“Opening the first exhibition of Israeli artists in the region is yet another attempt to popularize normalization.”
In the purportedly liberal realm of the art world, an artist like Samia Halaby is certainly deserving of closer attention.
A proposed supertall building in Dubai will use the fingerprint of the Emirate ruler to make its mark.
In the Jameel Arts Centre’s inaugural exhibit, 17 artists explore how the discovery of oil in the Arab region has both harmed and benefited the people living there.
A new arts complex in Dubai may suggest a new direction for contemporary art in the UAE.
The exhibition Once Upon a Time Palmyra: The Pearl of the Desert at Portfolio, with photography by Emmanuel Catteau, owner of the space, capitalizes on the recent Palmyra-related and features his 2006 snapshots from the historic site.

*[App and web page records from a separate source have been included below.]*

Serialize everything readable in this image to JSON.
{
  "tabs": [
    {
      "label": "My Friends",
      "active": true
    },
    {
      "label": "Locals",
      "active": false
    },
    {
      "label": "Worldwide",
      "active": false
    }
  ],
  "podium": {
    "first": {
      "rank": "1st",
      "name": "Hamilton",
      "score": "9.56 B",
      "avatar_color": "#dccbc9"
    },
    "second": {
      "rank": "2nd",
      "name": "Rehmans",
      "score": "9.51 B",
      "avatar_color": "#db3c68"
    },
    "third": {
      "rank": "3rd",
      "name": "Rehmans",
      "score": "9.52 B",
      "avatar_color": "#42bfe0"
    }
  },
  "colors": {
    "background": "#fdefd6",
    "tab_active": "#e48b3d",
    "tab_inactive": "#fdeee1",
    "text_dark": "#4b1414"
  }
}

In Caspar David Friedrich’s “Frau vor untergehender Sonne” (“Woman before the Rising Sun”), a young woman is depicted facing the rising sun, which turns her almost completely, but not entirely, into a silhouette.

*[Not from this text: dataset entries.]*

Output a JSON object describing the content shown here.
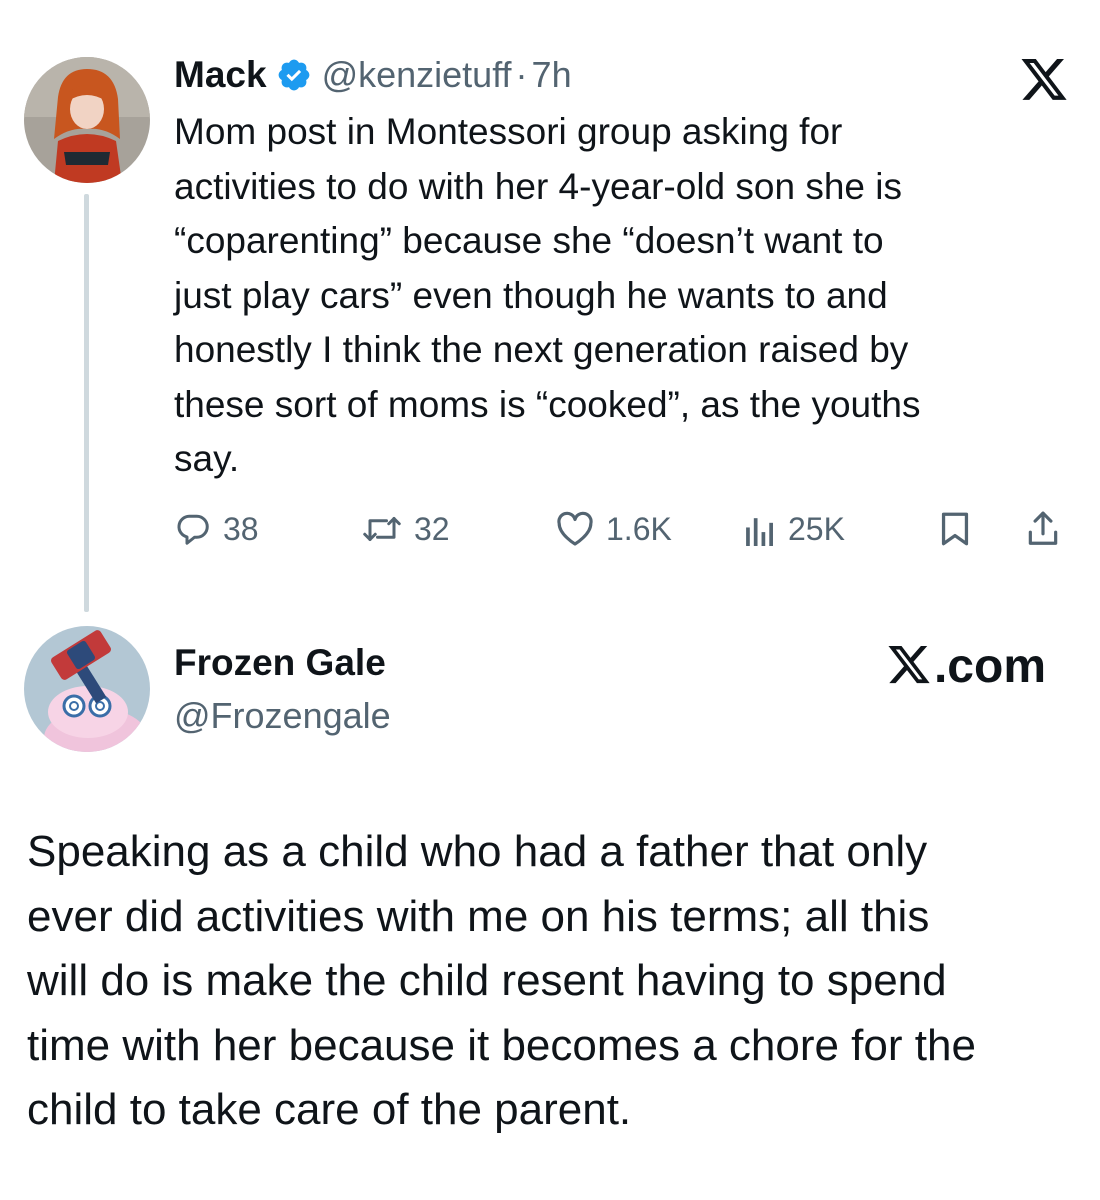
{
  "thread_tweet": {
    "author_name": "Mack",
    "author_handle": "@kenzietuff",
    "separator": "·",
    "time_ago": "7h",
    "verified": true,
    "text": "Mom post in Montessori group asking for\nactivities to do with her 4-year-old son she is\n“coparenting” because she “doesn’t want to\njust play cars” even though he wants to and\nhonestly I think the next generation raised by\nthese sort of moms is “cooked”, as the youths\nsay.",
    "metrics": {
      "replies": "38",
      "reposts": "32",
      "likes": "1.6K",
      "views": "25K"
    }
  },
  "reply_tweet": {
    "author_name": "Frozen Gale",
    "author_handle": "@Frozengale",
    "source_label": ".com",
    "text": "Speaking as a child who had a father that only\never did activities with me on his terms; all this\nwill do is make the child resent having to spend\ntime with her because it becomes a chore for the\nchild to take care of the parent."
  },
  "icons": {
    "verified": "verified-badge-icon",
    "x_logo": "x-logo-icon",
    "reply": "reply-icon",
    "repost": "repost-icon",
    "like": "like-icon",
    "views": "views-icon",
    "bookmark": "bookmark-icon",
    "share": "share-icon"
  },
  "colors": {
    "text_primary": "#0f1419",
    "text_secondary": "#536471",
    "verified_blue": "#1d9bf0",
    "thread_line": "#cfd9de"
  }
}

Robot dogs, humanoid giants, holograms, and laser lights. That’s what “the future” looks like, at least according to architectural renderings recently released by the United Arab Emirates for its impending Museum of the Future.
Dubai is a city of superlatives, so it is no surprise that the city will be home to a new project that is being trumpeted as both the world’s largest mall and the world’s first climate-controlled city.
DUBAI, United Arab Emirates — Shopping, real estate, luxury, and massive scale are the things most people expect to find in Dubai, but one thing that this city affords you that may be unexpected is perspective.
This duck tale is no canard: An Emirates car wash is in hot water after deploying a maritime facsimile of Florentijn Hofman’s giant rubber duck — “Rubber Duck” (2009) — as a marketing stunt.
In my screed from a few weeks ago, “When Artspeak Masks Oppression,” I cited the Guggenheim-Emirates partnership as an instance of contemporary art’s institutional culture operating in service of authoritarianism. One of the examples I mentioned of the propagandistic character of this primarily linguistic process was the Dubai-based artist UBIK’s description of an installation of his called “Tahrir Square” (2011). I am glad to have been recently able to catch up with UBIK and hear his frank and often biting perspective on the climate for contemporary art production in the United Arab Emirates.